Monday, January 26, 2015
This vintage leather jacket was made in the 1960s for Montgomery Ward under their Brent label. It is a classic half-belt cossack leather jacket style, popular from the 1930s-1960s. While it is not labeled, with its heavier weight, this feels like a steerhide rather than horsehide. This one has a larger Talon zipper than earlier models, as well as a quilted nylon lining. These are rare to find in larger sizes like this, and even rarer to find in such good condition.
This type of '60s version, with its heavier leather, simplified lines and detailing and disproportionately large zipper seems to be more in line with the "ruggedly manly" perception some people have of '30s jackets of this style who have never handled the originals.
Friday, January 23, 2015
This leather jacket was made in the 1980s or so in the style of a 1940s fully belted leather surcoat. The belt buttons on and off like the originals (though most of them have lost their front sections). It has a zipper front (the nylon ykk is a giveaway to an otherwise nice reproduction) and a bi-swing back.
Wednesday, January 21, 2015

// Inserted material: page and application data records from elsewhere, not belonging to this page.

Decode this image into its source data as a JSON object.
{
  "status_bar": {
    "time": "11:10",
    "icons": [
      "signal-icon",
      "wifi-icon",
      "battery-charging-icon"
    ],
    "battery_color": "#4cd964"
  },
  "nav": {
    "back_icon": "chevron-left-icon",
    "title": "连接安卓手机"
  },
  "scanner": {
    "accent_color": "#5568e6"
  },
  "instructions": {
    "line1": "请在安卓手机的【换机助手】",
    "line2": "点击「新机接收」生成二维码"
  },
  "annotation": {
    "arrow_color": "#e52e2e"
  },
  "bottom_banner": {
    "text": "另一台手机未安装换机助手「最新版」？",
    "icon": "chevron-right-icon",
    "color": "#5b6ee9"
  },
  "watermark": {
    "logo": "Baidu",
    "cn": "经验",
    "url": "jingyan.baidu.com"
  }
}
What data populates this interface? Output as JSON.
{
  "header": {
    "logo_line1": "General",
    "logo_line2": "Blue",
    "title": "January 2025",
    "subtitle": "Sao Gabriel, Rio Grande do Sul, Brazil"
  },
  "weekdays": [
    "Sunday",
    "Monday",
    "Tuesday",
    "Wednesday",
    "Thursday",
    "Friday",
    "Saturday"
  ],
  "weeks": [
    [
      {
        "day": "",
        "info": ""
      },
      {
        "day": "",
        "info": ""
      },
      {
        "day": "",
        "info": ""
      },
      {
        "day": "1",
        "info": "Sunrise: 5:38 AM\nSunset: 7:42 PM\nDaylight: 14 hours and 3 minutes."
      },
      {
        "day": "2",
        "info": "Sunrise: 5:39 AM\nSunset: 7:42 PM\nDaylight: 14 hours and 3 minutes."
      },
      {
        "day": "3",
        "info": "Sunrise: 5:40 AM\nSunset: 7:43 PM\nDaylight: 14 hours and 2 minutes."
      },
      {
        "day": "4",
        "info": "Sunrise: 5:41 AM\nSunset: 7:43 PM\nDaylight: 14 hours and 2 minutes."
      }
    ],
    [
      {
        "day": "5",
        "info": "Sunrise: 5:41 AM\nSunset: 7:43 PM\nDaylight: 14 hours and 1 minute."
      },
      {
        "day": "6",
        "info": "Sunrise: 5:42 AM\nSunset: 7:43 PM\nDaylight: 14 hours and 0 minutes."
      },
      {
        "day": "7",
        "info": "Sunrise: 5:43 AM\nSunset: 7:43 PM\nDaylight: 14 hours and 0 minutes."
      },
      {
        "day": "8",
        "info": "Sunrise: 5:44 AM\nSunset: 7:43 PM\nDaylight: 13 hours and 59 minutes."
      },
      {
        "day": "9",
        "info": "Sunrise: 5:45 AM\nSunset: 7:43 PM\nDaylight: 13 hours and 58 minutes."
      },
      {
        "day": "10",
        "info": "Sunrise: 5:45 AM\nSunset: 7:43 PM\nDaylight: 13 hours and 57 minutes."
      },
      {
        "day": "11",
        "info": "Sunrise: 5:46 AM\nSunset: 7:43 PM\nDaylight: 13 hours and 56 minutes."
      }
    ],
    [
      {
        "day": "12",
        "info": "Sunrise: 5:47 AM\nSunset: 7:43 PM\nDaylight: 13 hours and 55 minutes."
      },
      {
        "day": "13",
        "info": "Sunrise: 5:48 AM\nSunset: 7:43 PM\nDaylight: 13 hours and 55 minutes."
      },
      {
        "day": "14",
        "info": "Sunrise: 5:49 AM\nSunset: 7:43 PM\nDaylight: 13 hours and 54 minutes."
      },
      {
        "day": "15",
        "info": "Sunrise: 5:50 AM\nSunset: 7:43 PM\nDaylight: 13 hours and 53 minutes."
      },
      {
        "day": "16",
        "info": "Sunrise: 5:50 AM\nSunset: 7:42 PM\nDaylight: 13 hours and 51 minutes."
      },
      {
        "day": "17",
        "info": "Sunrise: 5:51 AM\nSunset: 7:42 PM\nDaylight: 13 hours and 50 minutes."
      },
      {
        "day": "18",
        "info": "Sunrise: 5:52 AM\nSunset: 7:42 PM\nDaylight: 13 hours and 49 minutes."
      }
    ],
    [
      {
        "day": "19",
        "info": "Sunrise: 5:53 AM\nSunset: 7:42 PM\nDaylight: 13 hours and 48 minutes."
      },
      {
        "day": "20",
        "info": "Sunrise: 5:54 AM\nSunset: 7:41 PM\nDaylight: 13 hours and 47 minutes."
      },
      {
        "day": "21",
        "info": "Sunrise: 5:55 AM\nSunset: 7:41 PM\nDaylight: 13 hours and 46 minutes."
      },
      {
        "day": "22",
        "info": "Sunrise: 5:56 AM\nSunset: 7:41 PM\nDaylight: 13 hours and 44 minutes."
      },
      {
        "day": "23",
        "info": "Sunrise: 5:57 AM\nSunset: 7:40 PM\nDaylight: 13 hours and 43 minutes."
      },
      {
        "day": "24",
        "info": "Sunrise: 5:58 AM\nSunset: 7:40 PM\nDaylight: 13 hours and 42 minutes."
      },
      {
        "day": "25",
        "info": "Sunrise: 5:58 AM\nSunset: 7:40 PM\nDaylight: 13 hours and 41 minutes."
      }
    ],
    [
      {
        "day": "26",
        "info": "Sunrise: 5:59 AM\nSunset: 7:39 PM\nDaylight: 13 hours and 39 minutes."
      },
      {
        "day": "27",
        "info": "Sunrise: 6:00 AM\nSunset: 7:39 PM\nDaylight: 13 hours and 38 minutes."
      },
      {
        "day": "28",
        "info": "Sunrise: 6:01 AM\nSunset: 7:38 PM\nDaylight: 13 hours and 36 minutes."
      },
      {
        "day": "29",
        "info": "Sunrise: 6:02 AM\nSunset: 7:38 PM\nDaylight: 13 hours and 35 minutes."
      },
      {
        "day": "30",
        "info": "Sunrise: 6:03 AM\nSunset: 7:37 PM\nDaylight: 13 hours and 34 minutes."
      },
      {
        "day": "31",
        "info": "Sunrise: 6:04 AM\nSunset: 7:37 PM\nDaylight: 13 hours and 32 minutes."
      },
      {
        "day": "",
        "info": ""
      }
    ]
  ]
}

This coat is an early-style shawl collared mackinaw. It is double breasted, belted, with patch pockets and is constructed from heavy brown mackinaw wool. The coat is fully leather lined, body and sleeves. Such leather linings were popular in the 1910s-1920s as a windproof layer in outdoor / workwear coats. Starting in the late 1920s, leather became a more a more popular material for coat exteriors, and the popularity of the position wool and leather switched. The coat has the name Walter Sternitzke written in the lining, though the coat was probably originally purchased by his father, Reinhold Sternizke, a farmer from the town of Aitkin, Minnesota.
For another leather lined shawl collar coat from this period, see here: http://vintageleatherjackets.blogspot.com/2014/08/1920s-leather-lined-coat.html

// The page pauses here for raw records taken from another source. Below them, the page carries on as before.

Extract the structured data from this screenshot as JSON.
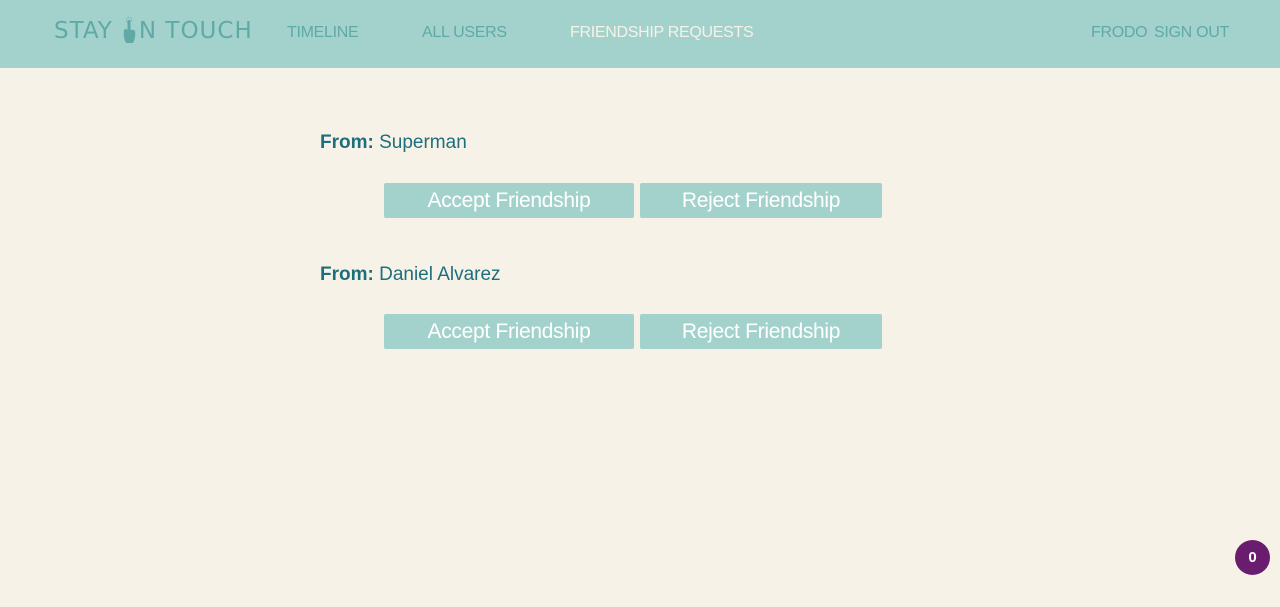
{
  "navbar": {
    "logo_text_left": "STAY",
    "logo_text_right": "N TOUCH",
    "logo_icon": "pointing-hand-icon",
    "links": [
      {
        "label": "TIMELINE",
        "active": false
      },
      {
        "label": "ALL USERS",
        "active": false
      },
      {
        "label": "FRIENDSHIP REQUESTS",
        "active": true
      }
    ],
    "user_name": "FRODO",
    "sign_out_label": "SIGN OUT"
  },
  "requests": [
    {
      "from_label": "From:",
      "from_name": "Superman",
      "accept_label": "Accept Friendship",
      "reject_label": "Reject Friendship"
    },
    {
      "from_label": "From:",
      "from_name": "Daniel Alvarez",
      "accept_label": "Accept Friendship",
      "reject_label": "Reject Friendship"
    }
  ],
  "notification_badge": {
    "count": "0"
  },
  "colors": {
    "navbar_bg": "#a3d2cc",
    "nav_text": "#5fa9a7",
    "nav_active": "#f6f2e8",
    "page_bg": "#f6f2e8",
    "from_text": "#1e6e7c",
    "button_bg": "#a3d2cc",
    "badge_bg": "#6a1c6e"
  }
}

Monday, January 19, 2015
This vintage A-2 leather flight jacket was made in the 1940s, either at the end of the war or during occupation. A-2s ceased to be produced in 1943, but remained popular with servicemen, leading to a secondary market for non-contract private production. Theatre made examples like this are rare, but were commissioned by Americans who wanted a jacket that was no longer available through official channels. It is made loosely to the A-2 pattern, with a shirt style collar secured by snaps, flapped, snapped patch pockets, knit cuffs and collar, and a zipper front with a wind flap. The jacket has a one piece back and two piece sleeves. Unlike contract examples, this one has a Prym snap closure on the windflap, which takes the place of the hook and eye fastening usually found on the collar stand. The jacket has war-time German hardware, with a Zipp main zipper (with the back marked DRP, which stands for Deutschers ReichsPatent, and points to a 1945 or before dating of manufacture of the zipper). All the snaps are PRYM brand. The jacket is lined with a typically German plaid, which has been heavily worn and has been patched.
Sunday, September 14, 2014
I find regional leather jacket styles very interesting. For example, the deerskin jackets made in Wisconsin have distinctive patterns which changed very little over the decades. Denver also had their own sense of style when it came to leather jackets, one which seems to be unique to makers in that city. Last August, I profiled one of these makers, A.T. Hendrick, whose history can be found at http://vintageleatherjackets.blogspot.com/2013/08/at-hendrick-leather-jackets.html
I recently was fortunate enough to buy another jacket, made by Jack C. Miles, a furrier and taxidermist operating on Broadway in Denver. The pattern, with its button front, boxy cut, zip breast pocket, and distinctive cuffs, is very similar to the one made by Hendrick. This one is two tone, which really pops all the detailing.